Data Block Start
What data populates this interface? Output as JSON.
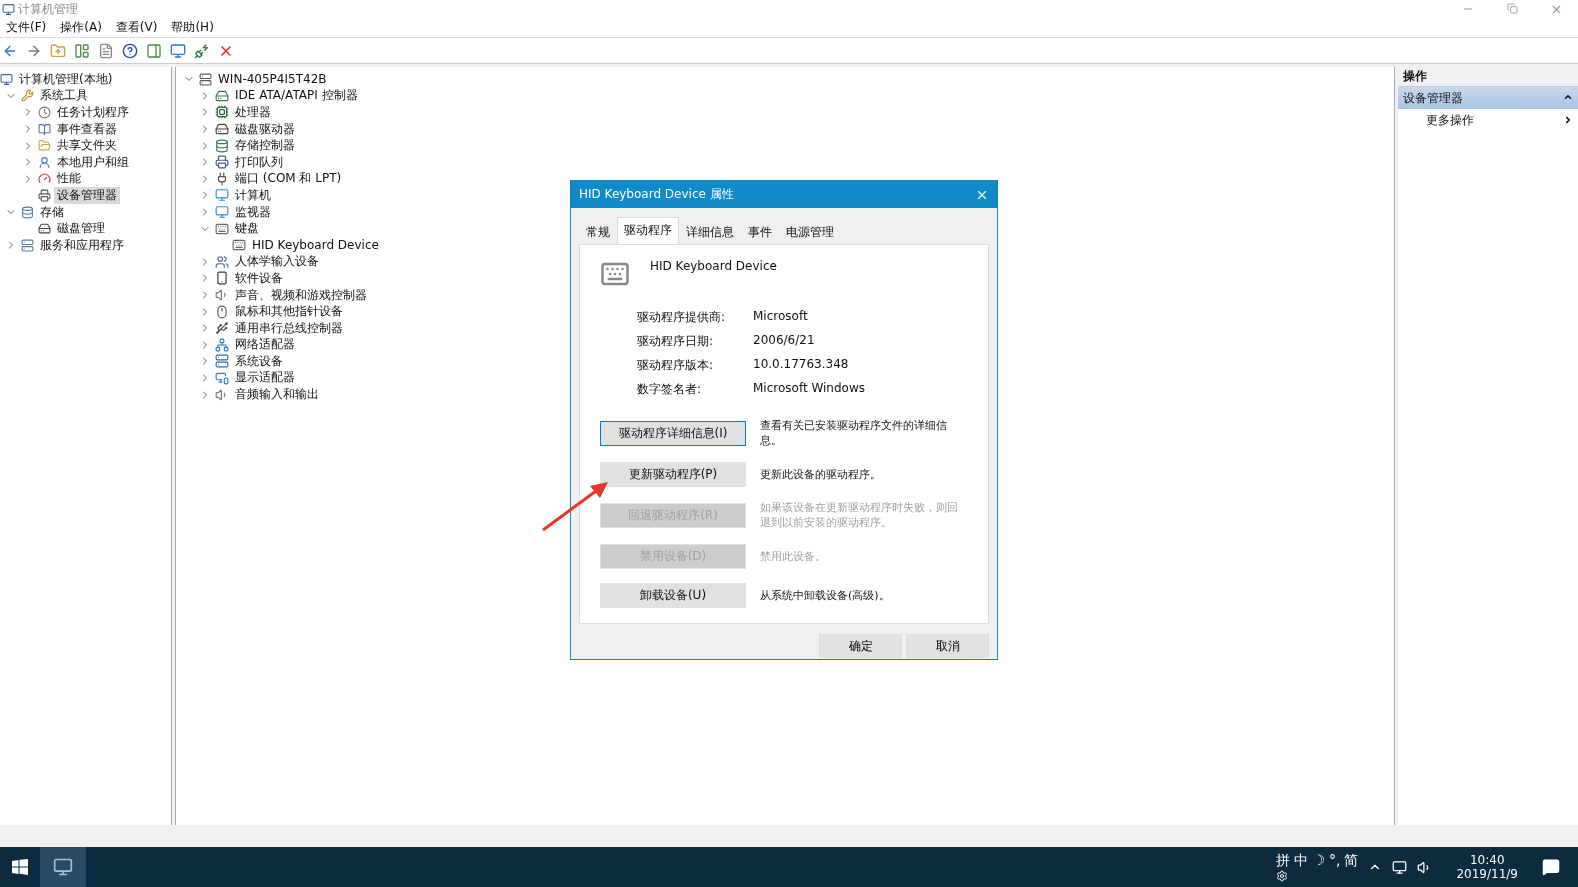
{
  "window": {
    "title": "计算机管理"
  },
  "menu": [
    "文件(F)",
    "操作(A)",
    "查看(V)",
    "帮助(H)"
  ],
  "left_tree": [
    {
      "label": "计算机管理(本地)",
      "selected": false,
      "children": [
        {
          "label": "系统工具",
          "expanded": true,
          "selected": false,
          "children": [
            {
              "label": "任务计划程序",
              "expanded": false,
              "selected": false
            },
            {
              "label": "事件查看器",
              "expanded": false,
              "selected": false
            },
            {
              "label": "共享文件夹",
              "expanded": false,
              "selected": false
            },
            {
              "label": "本地用户和组",
              "expanded": false,
              "selected": false
            },
            {
              "label": "性能",
              "expanded": false,
              "selected": false
            },
            {
              "label": "设备管理器",
              "selected": true
            }
          ]
        },
        {
          "label": "存储",
          "expanded": true,
          "selected": false,
          "children": [
            {
              "label": "磁盘管理",
              "selected": false
            }
          ]
        },
        {
          "label": "服务和应用程序",
          "expanded": false,
          "selected": false
        }
      ]
    }
  ],
  "device_tree": {
    "label": "WIN-405P4I5T42B",
    "expanded": true,
    "children": [
      {
        "label": "IDE ATA/ATAPI 控制器",
        "expanded": false
      },
      {
        "label": "处理器",
        "expanded": false
      },
      {
        "label": "磁盘驱动器",
        "expanded": false
      },
      {
        "label": "存储控制器",
        "expanded": false
      },
      {
        "label": "打印队列",
        "expanded": false
      },
      {
        "label": "端口 (COM 和 LPT)",
        "expanded": false
      },
      {
        "label": "计算机",
        "expanded": false
      },
      {
        "label": "监视器",
        "expanded": false
      },
      {
        "label": "键盘",
        "expanded": true,
        "children": [
          {
            "label": "HID Keyboard Device"
          }
        ]
      },
      {
        "label": "人体学输入设备",
        "expanded": false
      },
      {
        "label": "软件设备",
        "expanded": false
      },
      {
        "label": "声音、视频和游戏控制器",
        "expanded": false
      },
      {
        "label": "鼠标和其他指针设备",
        "expanded": false
      },
      {
        "label": "通用串行总线控制器",
        "expanded": false
      },
      {
        "label": "网络适配器",
        "expanded": false
      },
      {
        "label": "系统设备",
        "expanded": false
      },
      {
        "label": "显示适配器",
        "expanded": false
      },
      {
        "label": "音频输入和输出",
        "expanded": false
      }
    ]
  },
  "actions_panel": {
    "header": "操作",
    "section": "设备管理器",
    "expanded": true,
    "items": [
      "更多操作"
    ]
  },
  "dialog": {
    "title": "HID Keyboard Device 属性",
    "tabs": [
      {
        "label": "常规",
        "selected": false
      },
      {
        "label": "驱动程序",
        "selected": true
      },
      {
        "label": "详细信息",
        "selected": false
      },
      {
        "label": "事件",
        "selected": false
      },
      {
        "label": "电源管理",
        "selected": false
      }
    ],
    "device_name": "HID Keyboard Device",
    "info": [
      {
        "label": "驱动程序提供商:",
        "value": "Microsoft"
      },
      {
        "label": "驱动程序日期:",
        "value": "2006/6/21"
      },
      {
        "label": "驱动程序版本:",
        "value": "10.0.17763.348"
      },
      {
        "label": "数字签名者:",
        "value": "Microsoft Windows"
      }
    ],
    "actions": [
      {
        "button": "驱动程序详细信息(I)",
        "description": "查看有关已安装驱动程序文件的详细信息。",
        "disabled": false,
        "focused": true
      },
      {
        "button": "更新驱动程序(P)",
        "description": "更新此设备的驱动程序。",
        "disabled": false,
        "focused": false
      },
      {
        "button": "回退驱动程序(R)",
        "description": "如果该设备在更新驱动程序时失败，则回退到以前安装的驱动程序。",
        "disabled": true,
        "focused": false
      },
      {
        "button": "禁用设备(D)",
        "description": "禁用此设备。",
        "disabled": true,
        "focused": false
      },
      {
        "button": "卸载设备(U)",
        "description": "从系统中卸载设备(高级)。",
        "disabled": false,
        "focused": false
      }
    ],
    "buttons": [
      "确定",
      "取消"
    ]
  },
  "taskbar": {
    "ime": [
      "拼",
      "中",
      "☽",
      "°,",
      "简"
    ],
    "time": "10:40",
    "date": "2019/11/9"
  }
}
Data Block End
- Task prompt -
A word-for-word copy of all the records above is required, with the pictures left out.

- Answer to the exercise -
What data populates this interface? Output as JSON.
{
  "window": {
    "title": "计算机管理"
  },
  "menu": [
    "文件(F)",
    "操作(A)",
    "查看(V)",
    "帮助(H)"
  ],
  "left_tree": [
    {
      "label": "计算机管理(本地)",
      "selected": false,
      "children": [
        {
          "label": "系统工具",
          "expanded": true,
          "selected": false,
          "children": [
            {
              "label": "任务计划程序",
              "expanded": false,
              "selected": false
            },
            {
              "label": "事件查看器",
              "expanded": false,
              "selected": false
            },
            {
              "label": "共享文件夹",
              "expanded": false,
              "selected": false
            },
            {
              "label": "本地用户和组",
              "expanded": false,
              "selected": false
            },
            {
              "label": "性能",
              "expanded": false,
              "selected": false
            },
            {
              "label": "设备管理器",
              "selected": true
            }
          ]
        },
        {
          "label": "存储",
          "expanded": true,
          "selected": false,
          "children": [
            {
              "label": "磁盘管理",
              "selected": false
            }
          ]
        },
        {
          "label": "服务和应用程序",
          "expanded": false,
          "selected": false
        }
      ]
    }
  ],
  "device_tree": {
    "label": "WIN-405P4I5T42B",
    "expanded": true,
    "children": [
      {
        "label": "IDE ATA/ATAPI 控制器",
        "expanded": false
      },
      {
        "label": "处理器",
        "expanded": false
      },
      {
        "label": "磁盘驱动器",
        "expanded": false
      },
      {
        "label": "存储控制器",
        "expanded": false
      },
      {
        "label": "打印队列",
        "expanded": false
      },
      {
        "label": "端口 (COM 和 LPT)",
        "expanded": false
      },
      {
        "label": "计算机",
        "expanded": false
      },
      {
        "label": "监视器",
        "expanded": false
      },
      {
        "label": "键盘",
        "expanded": true,
        "children": [
          {
            "label": "HID Keyboard Device"
          }
        ]
      },
      {
        "label": "人体学输入设备",
        "expanded": false
      },
      {
        "label": "软件设备",
        "expanded": false
      },
      {
        "label": "声音、视频和游戏控制器",
        "expanded": false
      },
      {
        "label": "鼠标和其他指针设备",
        "expanded": false
      },
      {
        "label": "通用串行总线控制器",
        "expanded": false
      },
      {
        "label": "网络适配器",
        "expanded": false
      },
      {
        "label": "系统设备",
        "expanded": false
      },
      {
        "label": "显示适配器",
        "expanded": false
      },
      {
        "label": "音频输入和输出",
        "expanded": false
      }
    ]
  },
  "actions_panel": {
    "header": "操作",
    "section": "设备管理器",
    "expanded": true,
    "items": [
      "更多操作"
    ]
  },
  "dialog": {
    "title": "HID Keyboard Device 属性",
    "tabs": [
      {
        "label": "常规",
        "selected": false
      },
      {
        "label": "驱动程序",
        "selected": true
      },
      {
        "label": "详细信息",
        "selected": false
      },
      {
        "label": "事件",
        "selected": false
      },
      {
        "label": "电源管理",
        "selected": false
      }
    ],
    "device_name": "HID Keyboard Device",
    "info": [
      {
        "label": "驱动程序提供商:",
        "value": "Microsoft"
      },
      {
        "label": "驱动程序日期:",
        "value": "2006/6/21"
      },
      {
        "label": "驱动程序版本:",
        "value": "10.0.17763.348"
      },
      {
        "label": "数字签名者:",
        "value": "Microsoft Windows"
      }
    ],
    "actions": [
      {
        "button": "驱动程序详细信息(I)",
        "description": "查看有关已安装驱动程序文件的详细信息。",
        "disabled": false,
        "focused": true
      },
      {
        "button": "更新驱动程序(P)",
        "description": "更新此设备的驱动程序。",
        "disabled": false,
        "focused": false
      },
      {
        "button": "回退驱动程序(R)",
        "description": "如果该设备在更新驱动程序时失败，则回退到以前安装的驱动程序。",
        "disabled": true,
        "focused": false
      },
      {
        "button": "禁用设备(D)",
        "description": "禁用此设备。",
        "disabled": true,
        "focused": false
      },
      {
        "button": "卸载设备(U)",
        "description": "从系统中卸载设备(高级)。",
        "disabled": false,
        "focused": false
      }
    ],
    "buttons": [
      "确定",
      "取消"
    ]
  },
  "taskbar": {
    "ime": [
      "拼",
      "中",
      "☽",
      "°,",
      "简"
    ],
    "time": "10:40",
    "date": "2019/11/9"
  }
}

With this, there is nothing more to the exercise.